• **DATA FOR THE TASK**:
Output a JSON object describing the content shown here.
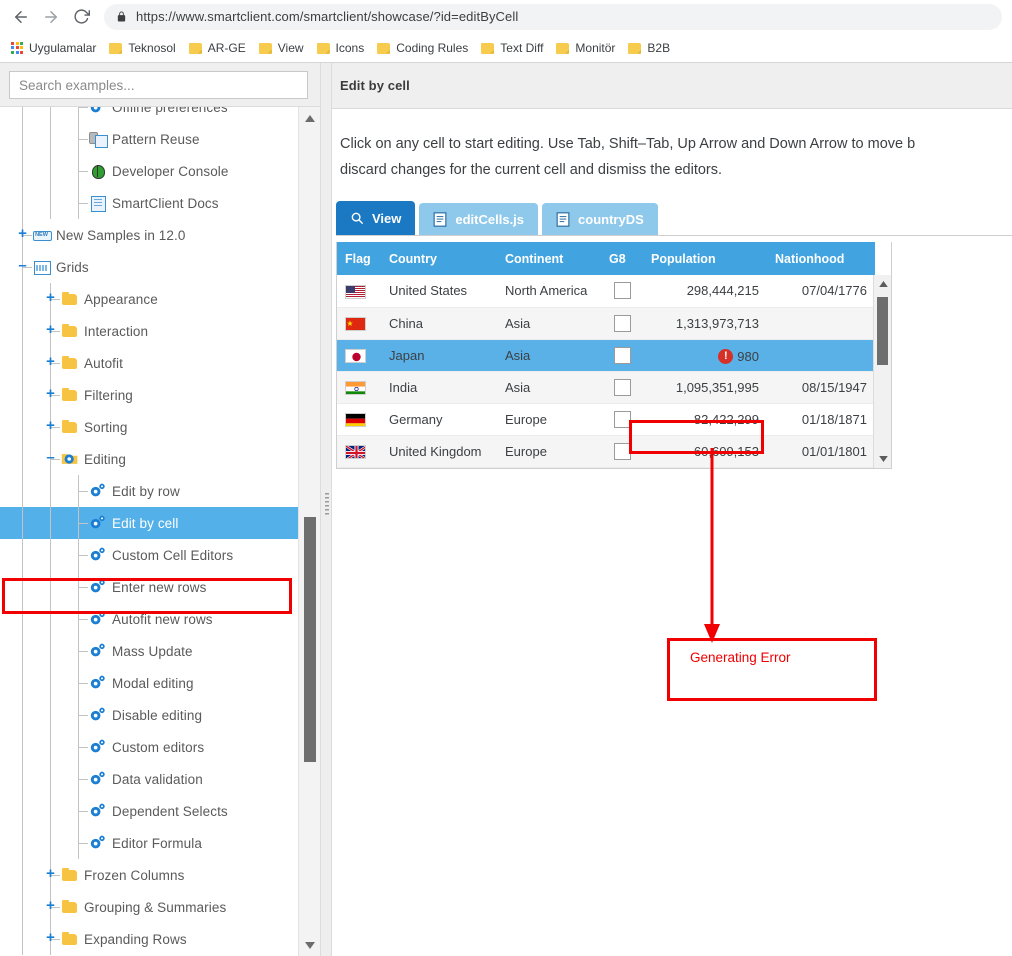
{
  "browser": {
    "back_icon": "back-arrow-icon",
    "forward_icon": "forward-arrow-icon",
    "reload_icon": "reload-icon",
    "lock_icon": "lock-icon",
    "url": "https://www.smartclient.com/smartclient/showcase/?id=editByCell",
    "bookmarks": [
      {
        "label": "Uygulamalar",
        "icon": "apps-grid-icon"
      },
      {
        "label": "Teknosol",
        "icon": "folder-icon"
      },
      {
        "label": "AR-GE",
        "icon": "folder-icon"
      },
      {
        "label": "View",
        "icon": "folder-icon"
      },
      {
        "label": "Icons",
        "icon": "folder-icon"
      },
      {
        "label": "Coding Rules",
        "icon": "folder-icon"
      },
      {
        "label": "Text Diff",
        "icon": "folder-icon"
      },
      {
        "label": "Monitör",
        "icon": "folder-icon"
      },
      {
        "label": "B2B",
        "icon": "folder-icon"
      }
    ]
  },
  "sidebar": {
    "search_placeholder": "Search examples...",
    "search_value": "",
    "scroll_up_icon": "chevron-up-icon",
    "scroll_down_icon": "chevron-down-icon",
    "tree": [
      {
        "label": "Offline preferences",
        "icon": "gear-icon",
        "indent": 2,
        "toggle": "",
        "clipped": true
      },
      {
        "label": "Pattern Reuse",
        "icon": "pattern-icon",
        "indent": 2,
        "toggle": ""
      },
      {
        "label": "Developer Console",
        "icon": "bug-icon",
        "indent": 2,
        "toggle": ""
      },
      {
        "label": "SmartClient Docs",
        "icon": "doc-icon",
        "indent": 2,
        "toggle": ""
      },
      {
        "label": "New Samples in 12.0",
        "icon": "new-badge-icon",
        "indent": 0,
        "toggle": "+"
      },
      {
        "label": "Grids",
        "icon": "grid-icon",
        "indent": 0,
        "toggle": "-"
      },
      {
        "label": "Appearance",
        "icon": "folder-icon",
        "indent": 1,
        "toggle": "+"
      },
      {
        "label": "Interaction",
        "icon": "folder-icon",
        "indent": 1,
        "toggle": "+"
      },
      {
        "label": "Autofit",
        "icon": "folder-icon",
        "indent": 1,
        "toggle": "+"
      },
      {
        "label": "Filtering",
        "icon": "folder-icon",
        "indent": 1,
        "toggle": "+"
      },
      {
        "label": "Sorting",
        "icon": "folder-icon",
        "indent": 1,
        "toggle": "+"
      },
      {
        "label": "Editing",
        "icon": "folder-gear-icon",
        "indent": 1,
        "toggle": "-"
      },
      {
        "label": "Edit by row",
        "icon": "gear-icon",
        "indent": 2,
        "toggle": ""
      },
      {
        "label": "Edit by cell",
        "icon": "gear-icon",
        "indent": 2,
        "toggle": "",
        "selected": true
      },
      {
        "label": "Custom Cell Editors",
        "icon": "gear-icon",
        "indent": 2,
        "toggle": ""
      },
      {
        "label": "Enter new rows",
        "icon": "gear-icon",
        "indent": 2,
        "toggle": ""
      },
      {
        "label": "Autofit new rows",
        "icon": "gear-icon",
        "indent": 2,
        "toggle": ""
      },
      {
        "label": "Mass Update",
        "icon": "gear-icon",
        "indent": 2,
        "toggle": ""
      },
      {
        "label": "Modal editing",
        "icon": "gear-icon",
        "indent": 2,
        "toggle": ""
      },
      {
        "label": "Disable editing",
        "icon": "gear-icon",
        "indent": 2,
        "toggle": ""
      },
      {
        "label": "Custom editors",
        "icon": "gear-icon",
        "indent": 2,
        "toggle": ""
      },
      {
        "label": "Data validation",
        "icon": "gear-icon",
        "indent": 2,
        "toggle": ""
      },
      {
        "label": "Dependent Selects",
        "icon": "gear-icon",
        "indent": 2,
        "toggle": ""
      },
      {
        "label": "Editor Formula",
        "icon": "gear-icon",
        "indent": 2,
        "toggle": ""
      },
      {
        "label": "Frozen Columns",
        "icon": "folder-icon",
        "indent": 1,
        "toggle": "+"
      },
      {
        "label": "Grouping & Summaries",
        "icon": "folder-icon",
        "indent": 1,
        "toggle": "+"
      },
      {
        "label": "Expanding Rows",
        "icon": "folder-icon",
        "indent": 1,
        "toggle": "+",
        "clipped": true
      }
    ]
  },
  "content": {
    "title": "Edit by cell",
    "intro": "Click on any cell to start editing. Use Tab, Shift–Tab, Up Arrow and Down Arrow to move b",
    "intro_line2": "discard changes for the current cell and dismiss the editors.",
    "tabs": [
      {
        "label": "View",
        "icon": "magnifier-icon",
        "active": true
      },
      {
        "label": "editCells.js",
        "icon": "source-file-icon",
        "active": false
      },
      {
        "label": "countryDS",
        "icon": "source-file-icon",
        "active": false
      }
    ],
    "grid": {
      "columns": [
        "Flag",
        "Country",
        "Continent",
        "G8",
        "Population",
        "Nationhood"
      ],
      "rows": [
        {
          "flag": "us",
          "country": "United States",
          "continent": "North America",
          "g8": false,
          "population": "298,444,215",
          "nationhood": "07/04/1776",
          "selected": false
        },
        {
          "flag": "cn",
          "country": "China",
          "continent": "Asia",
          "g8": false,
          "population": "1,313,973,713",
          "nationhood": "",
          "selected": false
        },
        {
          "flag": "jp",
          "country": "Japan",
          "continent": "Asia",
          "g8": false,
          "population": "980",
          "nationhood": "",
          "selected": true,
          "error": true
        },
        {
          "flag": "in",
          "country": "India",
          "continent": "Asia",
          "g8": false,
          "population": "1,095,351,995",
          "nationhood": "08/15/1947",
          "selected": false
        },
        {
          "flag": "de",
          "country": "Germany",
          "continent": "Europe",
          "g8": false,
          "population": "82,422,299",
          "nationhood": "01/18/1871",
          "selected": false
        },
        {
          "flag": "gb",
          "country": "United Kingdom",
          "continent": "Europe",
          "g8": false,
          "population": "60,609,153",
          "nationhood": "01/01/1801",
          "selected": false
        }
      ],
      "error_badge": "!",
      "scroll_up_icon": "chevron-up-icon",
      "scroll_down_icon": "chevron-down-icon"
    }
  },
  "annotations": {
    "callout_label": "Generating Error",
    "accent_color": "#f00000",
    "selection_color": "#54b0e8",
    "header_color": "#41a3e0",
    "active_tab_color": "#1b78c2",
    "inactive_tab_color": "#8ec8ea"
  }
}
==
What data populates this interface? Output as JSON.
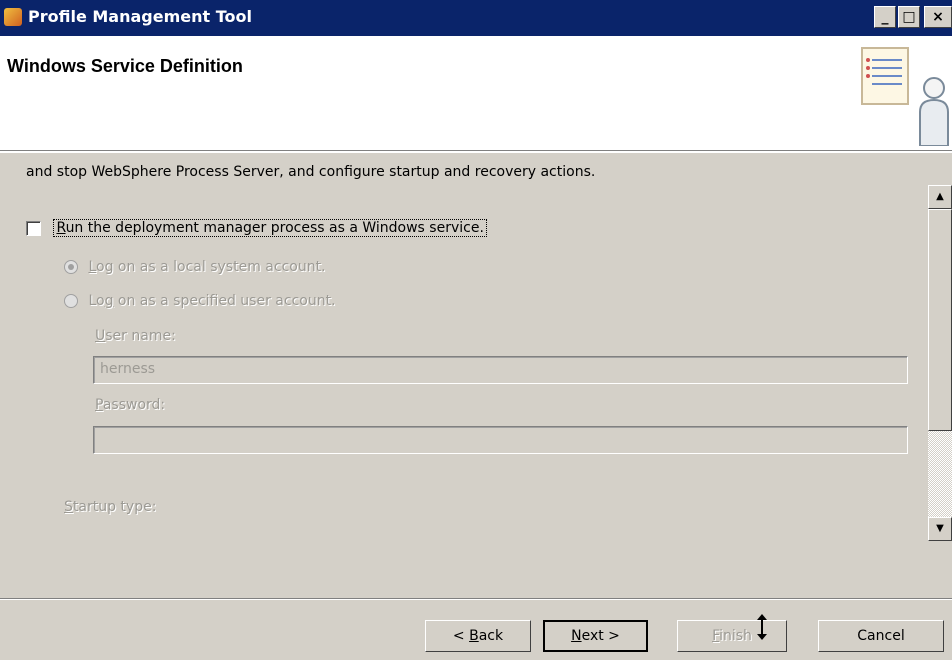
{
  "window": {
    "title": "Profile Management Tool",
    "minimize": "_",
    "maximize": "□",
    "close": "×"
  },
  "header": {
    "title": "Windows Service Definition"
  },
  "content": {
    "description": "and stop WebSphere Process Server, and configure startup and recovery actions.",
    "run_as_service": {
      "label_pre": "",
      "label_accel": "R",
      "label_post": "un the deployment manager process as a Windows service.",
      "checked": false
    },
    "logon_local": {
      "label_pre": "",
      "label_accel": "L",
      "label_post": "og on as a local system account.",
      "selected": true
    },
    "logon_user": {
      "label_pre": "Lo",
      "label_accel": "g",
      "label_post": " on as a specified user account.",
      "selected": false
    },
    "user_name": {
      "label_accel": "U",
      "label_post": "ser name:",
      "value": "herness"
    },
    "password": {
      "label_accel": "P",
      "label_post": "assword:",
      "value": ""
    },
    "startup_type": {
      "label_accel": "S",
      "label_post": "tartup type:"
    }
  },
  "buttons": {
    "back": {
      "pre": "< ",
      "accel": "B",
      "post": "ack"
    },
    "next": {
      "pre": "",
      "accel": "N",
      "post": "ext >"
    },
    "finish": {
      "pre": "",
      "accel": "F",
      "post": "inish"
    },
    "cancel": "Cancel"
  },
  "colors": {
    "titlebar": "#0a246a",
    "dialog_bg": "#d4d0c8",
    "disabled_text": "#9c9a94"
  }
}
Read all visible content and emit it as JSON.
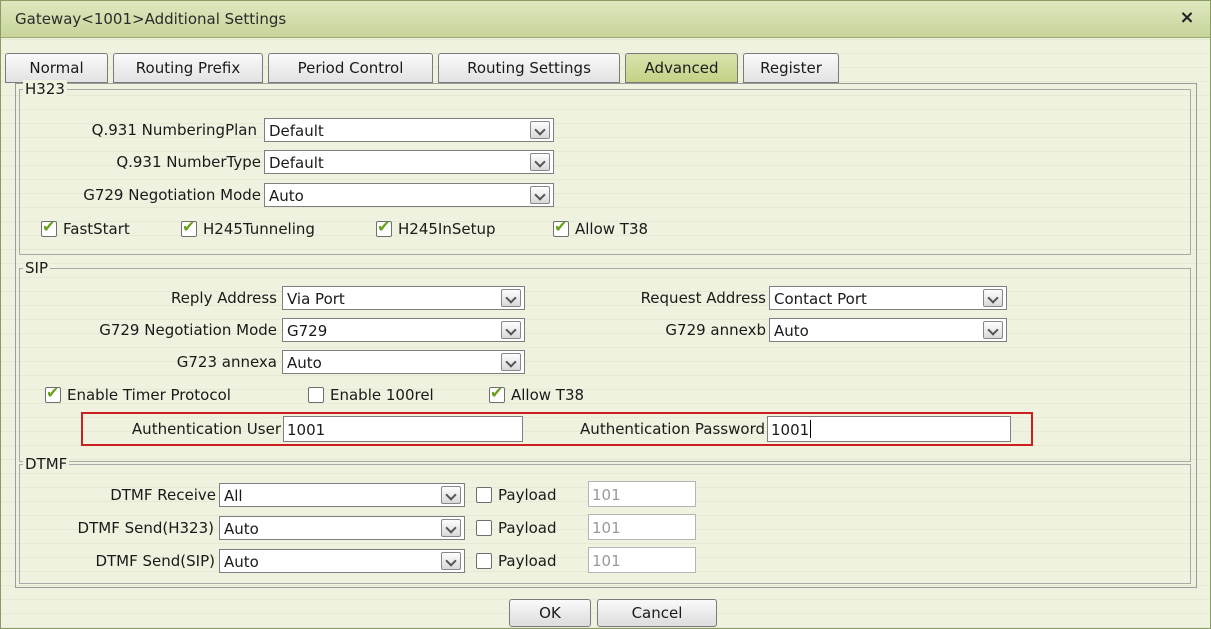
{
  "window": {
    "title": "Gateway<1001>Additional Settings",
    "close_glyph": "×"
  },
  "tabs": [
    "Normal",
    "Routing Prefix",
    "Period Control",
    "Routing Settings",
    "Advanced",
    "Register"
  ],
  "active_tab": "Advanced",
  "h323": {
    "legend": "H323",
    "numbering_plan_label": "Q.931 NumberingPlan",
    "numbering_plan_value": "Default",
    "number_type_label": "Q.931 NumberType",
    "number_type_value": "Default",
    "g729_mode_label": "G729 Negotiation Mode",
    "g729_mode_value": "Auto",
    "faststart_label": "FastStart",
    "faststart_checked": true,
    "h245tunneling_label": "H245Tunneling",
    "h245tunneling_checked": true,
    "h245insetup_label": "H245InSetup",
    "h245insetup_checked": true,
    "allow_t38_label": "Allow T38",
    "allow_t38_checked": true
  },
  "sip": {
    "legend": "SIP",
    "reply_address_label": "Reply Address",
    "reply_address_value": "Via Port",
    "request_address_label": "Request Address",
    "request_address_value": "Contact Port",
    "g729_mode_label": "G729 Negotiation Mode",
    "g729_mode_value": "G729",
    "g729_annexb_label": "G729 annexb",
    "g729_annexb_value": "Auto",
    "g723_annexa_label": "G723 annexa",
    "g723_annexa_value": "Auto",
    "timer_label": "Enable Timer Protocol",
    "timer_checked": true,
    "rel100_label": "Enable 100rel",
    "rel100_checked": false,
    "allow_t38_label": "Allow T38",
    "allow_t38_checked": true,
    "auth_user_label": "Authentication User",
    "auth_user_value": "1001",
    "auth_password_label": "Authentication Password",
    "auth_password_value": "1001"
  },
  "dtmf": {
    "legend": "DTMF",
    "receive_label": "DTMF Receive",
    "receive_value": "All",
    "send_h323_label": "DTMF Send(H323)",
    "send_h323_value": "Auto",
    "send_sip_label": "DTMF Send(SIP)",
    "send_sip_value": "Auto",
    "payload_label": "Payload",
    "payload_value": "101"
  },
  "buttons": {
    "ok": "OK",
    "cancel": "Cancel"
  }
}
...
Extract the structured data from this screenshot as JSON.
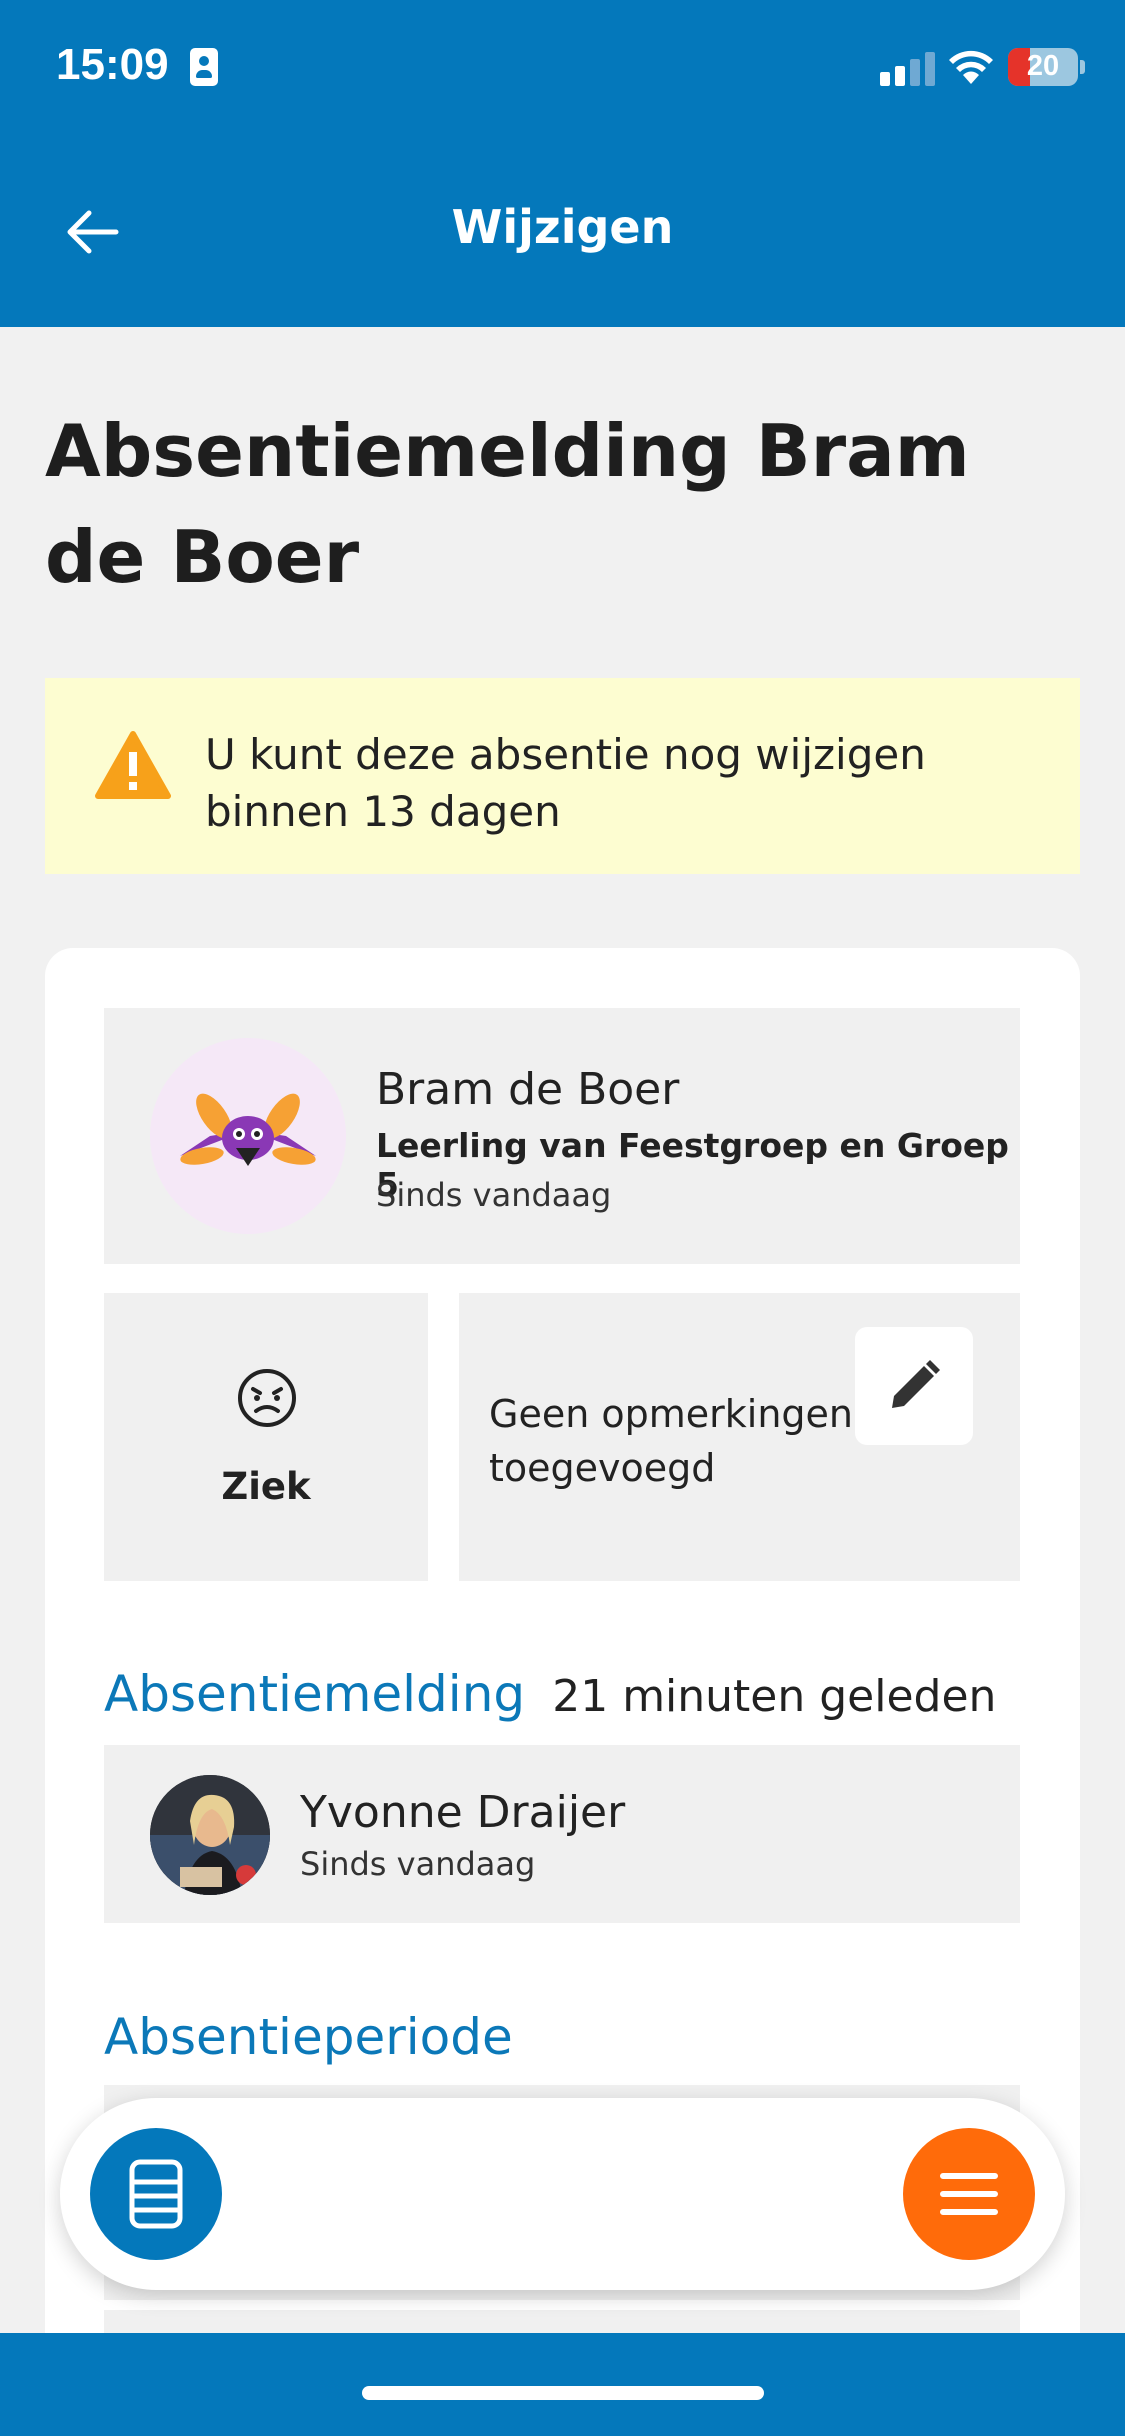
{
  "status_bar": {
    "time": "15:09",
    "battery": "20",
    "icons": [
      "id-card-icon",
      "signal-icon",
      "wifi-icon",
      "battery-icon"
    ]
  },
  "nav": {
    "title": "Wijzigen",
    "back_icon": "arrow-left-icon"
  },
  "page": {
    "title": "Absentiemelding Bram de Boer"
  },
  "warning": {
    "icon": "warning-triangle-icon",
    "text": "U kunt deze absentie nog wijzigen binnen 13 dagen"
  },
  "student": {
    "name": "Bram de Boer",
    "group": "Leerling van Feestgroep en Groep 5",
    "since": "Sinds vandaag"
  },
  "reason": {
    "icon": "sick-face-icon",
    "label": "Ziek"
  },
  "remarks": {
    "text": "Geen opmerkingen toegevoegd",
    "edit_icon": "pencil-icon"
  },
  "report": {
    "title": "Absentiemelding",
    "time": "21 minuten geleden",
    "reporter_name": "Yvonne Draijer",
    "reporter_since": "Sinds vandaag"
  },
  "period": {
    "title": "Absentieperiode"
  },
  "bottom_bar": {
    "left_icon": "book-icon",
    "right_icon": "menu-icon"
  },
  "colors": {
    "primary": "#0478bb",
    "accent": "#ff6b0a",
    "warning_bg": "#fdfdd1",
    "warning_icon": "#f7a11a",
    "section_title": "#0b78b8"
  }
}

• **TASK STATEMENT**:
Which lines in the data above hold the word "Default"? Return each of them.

• **RESULT**:
    "numbering_plan_value": "Default",
    "number_type_value": "Default",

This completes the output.